On the night of 2–3 November 1918 and with the aid of Ahmed Izzet Pasha, the Three Pashas (which include Mehmet Talaat Pasha and Ismail Enver Pasha, the main perpetrators of the Genocide) fled the Ottoman Empire.
On 10 November 1918, taking advantage of the Central Powers' precarious situation, Romania re-entered the war on the side of the Allied forces, with similar objectives to those of 1916. King Ferdinand called for the mobilization of the Romanian army and ordered it to attack by crossing the Carpathian Mountains into Transylvania. The end of World War I that soon followed did not bring an end to fighting for the Romanian army. Its action continued into 1918 and 1919 in the Hungarian–Romanian war.
In other action during the Meuse-Argonne Offensive, Truman's battery provided support for George S. Patton's tank brigade, and fired some of the last shots of the war on November 11, 1918. Battery D did not lose any men while under Truman's command in France.
On 13 November, Károlyi signed an armistice with the Allied nations in Belgrade. It limited the size of the Hungarian army to six infantry and two cavalry divisions. Demarcation lines defining the territory to remain under Hungarian control were made.

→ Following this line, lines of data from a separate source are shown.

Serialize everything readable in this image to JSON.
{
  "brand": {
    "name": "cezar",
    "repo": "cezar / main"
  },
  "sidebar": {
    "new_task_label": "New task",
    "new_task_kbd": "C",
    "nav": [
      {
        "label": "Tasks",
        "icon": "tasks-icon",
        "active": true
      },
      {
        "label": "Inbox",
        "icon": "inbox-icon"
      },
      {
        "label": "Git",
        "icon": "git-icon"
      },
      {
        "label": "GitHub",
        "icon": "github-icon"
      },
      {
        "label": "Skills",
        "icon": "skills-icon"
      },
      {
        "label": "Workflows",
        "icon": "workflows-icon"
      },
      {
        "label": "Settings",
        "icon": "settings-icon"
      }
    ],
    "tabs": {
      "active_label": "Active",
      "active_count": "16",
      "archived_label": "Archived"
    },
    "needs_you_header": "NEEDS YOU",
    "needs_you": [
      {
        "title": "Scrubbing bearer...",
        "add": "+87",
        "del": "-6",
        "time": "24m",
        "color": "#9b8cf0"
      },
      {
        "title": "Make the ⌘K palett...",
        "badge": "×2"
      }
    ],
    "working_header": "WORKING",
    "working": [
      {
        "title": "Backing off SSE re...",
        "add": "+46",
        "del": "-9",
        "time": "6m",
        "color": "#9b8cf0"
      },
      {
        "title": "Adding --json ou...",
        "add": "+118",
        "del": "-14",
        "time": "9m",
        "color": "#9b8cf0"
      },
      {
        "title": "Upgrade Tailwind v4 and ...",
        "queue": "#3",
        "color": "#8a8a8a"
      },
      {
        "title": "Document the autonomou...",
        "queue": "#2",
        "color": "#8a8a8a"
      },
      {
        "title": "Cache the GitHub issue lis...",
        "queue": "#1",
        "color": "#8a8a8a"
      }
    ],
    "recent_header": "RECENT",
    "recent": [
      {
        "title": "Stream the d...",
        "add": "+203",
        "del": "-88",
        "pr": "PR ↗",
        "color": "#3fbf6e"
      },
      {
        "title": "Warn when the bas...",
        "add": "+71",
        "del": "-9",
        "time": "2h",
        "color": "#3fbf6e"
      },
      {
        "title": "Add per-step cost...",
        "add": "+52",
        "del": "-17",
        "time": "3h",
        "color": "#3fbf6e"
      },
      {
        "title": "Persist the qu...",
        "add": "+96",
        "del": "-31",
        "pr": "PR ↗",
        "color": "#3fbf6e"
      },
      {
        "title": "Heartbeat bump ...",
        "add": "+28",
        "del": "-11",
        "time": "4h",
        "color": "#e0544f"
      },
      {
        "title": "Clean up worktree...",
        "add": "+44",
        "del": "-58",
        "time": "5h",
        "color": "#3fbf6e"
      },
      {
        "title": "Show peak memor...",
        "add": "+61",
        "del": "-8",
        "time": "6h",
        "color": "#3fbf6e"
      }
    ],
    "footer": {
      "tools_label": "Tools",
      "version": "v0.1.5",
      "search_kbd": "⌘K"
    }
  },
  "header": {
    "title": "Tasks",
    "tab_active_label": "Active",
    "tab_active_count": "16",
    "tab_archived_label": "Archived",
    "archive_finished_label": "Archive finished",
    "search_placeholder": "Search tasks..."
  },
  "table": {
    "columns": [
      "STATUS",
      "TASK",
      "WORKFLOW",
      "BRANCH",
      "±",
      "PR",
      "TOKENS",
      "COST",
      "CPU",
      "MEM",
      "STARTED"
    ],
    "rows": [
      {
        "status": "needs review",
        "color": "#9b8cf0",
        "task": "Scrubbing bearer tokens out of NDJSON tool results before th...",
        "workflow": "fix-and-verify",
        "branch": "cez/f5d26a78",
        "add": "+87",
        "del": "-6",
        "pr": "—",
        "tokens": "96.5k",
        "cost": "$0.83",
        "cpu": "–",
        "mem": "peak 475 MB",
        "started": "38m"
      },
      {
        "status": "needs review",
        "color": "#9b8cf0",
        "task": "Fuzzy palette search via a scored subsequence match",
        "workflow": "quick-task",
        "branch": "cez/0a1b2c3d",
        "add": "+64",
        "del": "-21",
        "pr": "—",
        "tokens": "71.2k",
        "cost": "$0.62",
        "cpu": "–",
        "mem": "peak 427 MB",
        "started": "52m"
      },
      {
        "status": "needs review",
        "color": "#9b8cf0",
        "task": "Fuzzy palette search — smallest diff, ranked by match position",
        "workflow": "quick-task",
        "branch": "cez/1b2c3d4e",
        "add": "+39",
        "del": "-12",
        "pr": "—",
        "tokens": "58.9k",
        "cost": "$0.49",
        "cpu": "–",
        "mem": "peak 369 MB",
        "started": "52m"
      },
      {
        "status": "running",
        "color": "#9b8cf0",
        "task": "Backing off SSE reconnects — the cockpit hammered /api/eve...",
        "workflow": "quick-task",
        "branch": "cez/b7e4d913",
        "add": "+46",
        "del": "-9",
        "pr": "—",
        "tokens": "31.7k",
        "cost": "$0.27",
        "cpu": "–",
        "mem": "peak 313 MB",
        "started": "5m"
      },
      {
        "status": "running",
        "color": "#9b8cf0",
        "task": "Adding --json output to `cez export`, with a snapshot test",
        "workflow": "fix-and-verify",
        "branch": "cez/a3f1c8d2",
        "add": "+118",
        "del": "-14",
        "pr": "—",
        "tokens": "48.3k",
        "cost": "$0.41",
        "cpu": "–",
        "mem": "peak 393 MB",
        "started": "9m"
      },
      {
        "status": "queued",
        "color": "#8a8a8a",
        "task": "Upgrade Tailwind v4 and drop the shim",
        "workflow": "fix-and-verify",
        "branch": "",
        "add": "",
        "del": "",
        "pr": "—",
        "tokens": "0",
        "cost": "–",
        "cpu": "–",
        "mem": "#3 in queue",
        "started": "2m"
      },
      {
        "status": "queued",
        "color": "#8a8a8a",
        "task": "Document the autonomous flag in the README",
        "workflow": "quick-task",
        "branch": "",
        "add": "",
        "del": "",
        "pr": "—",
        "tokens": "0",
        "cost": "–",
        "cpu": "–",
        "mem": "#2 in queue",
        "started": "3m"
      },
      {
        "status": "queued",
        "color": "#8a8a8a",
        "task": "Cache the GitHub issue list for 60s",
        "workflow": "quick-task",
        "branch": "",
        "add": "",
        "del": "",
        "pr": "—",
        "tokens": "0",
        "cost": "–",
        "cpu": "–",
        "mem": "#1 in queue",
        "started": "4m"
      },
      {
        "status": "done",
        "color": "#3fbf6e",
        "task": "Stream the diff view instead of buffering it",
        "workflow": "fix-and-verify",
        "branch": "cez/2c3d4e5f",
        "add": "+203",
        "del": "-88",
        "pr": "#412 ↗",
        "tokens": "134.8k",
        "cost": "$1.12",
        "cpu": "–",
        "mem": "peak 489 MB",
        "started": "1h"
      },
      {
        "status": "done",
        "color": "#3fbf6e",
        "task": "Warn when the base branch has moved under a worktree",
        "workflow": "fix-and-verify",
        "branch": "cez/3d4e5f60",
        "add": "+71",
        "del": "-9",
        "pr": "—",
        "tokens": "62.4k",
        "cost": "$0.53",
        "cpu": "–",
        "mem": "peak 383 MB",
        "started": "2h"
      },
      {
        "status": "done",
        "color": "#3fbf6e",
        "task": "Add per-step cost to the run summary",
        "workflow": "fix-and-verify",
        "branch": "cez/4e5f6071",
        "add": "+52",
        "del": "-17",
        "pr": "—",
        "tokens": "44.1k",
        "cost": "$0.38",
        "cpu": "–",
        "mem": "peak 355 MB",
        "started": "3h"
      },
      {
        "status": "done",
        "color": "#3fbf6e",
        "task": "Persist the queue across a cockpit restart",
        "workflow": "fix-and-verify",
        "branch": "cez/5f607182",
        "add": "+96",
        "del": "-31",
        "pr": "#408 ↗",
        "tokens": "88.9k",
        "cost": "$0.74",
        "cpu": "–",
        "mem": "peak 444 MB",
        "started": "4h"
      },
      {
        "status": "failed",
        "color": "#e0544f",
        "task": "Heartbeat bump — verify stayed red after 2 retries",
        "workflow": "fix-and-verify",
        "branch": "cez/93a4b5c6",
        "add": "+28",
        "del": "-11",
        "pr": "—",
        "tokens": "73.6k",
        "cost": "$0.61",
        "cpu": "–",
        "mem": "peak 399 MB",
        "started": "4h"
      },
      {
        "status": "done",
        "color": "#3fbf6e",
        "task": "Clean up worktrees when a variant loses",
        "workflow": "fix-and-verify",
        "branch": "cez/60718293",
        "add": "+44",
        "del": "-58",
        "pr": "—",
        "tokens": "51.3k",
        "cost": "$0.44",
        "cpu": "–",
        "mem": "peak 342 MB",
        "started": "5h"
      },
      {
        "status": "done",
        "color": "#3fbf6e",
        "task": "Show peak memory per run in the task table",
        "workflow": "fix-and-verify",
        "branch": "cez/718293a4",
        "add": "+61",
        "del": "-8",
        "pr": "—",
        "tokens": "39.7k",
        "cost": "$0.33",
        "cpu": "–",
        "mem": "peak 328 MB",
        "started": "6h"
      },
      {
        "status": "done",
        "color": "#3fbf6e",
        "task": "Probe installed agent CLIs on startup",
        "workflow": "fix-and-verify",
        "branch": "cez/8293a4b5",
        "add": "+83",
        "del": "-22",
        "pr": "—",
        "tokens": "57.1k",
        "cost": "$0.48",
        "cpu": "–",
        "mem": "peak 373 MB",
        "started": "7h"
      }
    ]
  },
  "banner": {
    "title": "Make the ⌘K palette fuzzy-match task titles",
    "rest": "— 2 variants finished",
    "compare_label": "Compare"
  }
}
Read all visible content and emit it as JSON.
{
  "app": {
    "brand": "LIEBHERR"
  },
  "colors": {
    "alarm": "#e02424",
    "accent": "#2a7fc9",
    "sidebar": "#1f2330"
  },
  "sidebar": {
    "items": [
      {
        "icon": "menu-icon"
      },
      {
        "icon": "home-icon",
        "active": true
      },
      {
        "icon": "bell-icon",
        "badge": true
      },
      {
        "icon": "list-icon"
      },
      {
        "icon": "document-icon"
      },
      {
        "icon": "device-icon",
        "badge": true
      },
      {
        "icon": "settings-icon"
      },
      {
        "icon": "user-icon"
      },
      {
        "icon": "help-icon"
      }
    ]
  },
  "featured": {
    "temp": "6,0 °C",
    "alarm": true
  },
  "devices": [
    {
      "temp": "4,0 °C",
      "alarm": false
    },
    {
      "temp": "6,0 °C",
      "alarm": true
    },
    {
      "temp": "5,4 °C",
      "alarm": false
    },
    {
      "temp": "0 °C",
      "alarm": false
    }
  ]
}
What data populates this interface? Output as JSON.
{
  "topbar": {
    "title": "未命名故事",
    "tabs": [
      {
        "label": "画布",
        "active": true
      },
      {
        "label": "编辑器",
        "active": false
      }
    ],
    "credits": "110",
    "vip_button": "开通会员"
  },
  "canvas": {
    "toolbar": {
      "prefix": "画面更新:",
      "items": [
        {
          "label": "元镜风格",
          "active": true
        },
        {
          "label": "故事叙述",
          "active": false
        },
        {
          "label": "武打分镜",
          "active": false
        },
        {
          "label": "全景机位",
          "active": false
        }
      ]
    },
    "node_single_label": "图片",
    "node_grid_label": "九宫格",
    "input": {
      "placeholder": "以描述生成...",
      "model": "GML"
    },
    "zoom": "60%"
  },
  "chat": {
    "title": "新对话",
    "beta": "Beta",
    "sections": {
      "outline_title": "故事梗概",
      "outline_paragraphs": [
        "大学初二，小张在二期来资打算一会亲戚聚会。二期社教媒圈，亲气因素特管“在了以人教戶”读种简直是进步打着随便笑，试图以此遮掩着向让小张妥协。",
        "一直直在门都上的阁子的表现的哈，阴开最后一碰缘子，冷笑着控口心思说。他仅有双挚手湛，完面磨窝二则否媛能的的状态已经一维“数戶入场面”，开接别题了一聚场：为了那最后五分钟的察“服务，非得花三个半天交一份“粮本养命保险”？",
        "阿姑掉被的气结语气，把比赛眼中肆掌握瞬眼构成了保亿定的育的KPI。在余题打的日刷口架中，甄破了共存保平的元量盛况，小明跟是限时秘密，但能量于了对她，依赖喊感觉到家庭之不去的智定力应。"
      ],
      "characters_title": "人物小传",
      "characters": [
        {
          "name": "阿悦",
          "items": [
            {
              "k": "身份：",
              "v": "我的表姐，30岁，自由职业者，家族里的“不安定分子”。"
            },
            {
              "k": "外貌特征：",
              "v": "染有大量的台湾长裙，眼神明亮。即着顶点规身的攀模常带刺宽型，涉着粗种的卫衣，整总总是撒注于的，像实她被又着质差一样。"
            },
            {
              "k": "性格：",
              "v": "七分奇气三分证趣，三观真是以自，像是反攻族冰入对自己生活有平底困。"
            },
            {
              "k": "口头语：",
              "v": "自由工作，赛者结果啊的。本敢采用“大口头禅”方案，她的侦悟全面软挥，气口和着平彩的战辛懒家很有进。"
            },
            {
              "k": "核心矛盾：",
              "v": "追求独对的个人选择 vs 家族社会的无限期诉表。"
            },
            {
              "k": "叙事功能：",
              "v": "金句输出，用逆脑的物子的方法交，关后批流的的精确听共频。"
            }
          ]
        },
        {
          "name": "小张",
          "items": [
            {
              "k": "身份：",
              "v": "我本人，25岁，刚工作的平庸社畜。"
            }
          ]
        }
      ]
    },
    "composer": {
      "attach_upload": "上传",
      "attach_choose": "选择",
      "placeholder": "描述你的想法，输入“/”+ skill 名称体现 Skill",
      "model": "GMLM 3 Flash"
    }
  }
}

Following the 1918 Treaty of Bucharest, the bulk of the Romanian Army was demobilized. Only the 9th and 10th infantry divisions and the 1st and 2nd cavalry divisions were at full strength. However, those units were engaged in the protection of Bessarabia against the Bolshevik Soviet Russians. The 1st, 7th and 8th Vânători divisions, stationed in Moldavia, were the first units to be mobilized. The 8th was sent to Bukovina and the other two were sent to Transylvania. On 13 November, the 7th entered Transylvania at the Prisăcani River in the eastern Carpathians. The 1st then entered Transylvania at Palanca, Bacău.
The lines would apply until definitive borders could be established. Under the terms of the armistice, Serbian and French troops advanced from the south, taking control of the Banat and Croatia. Czechoslovakia took control of Upper Hungary and Carpathian Ruthenia. Romanian forces were permitted to advance to the River Maros (Mureș) . However, on 14 November, Serbia occupied Pécs.
Stresemann then gathered the main body of the old National Liberal Party—including most of its center and right factions—into the German People's Party, with himself as chairman. Most of its support came from the middle class and upper-class Protestants.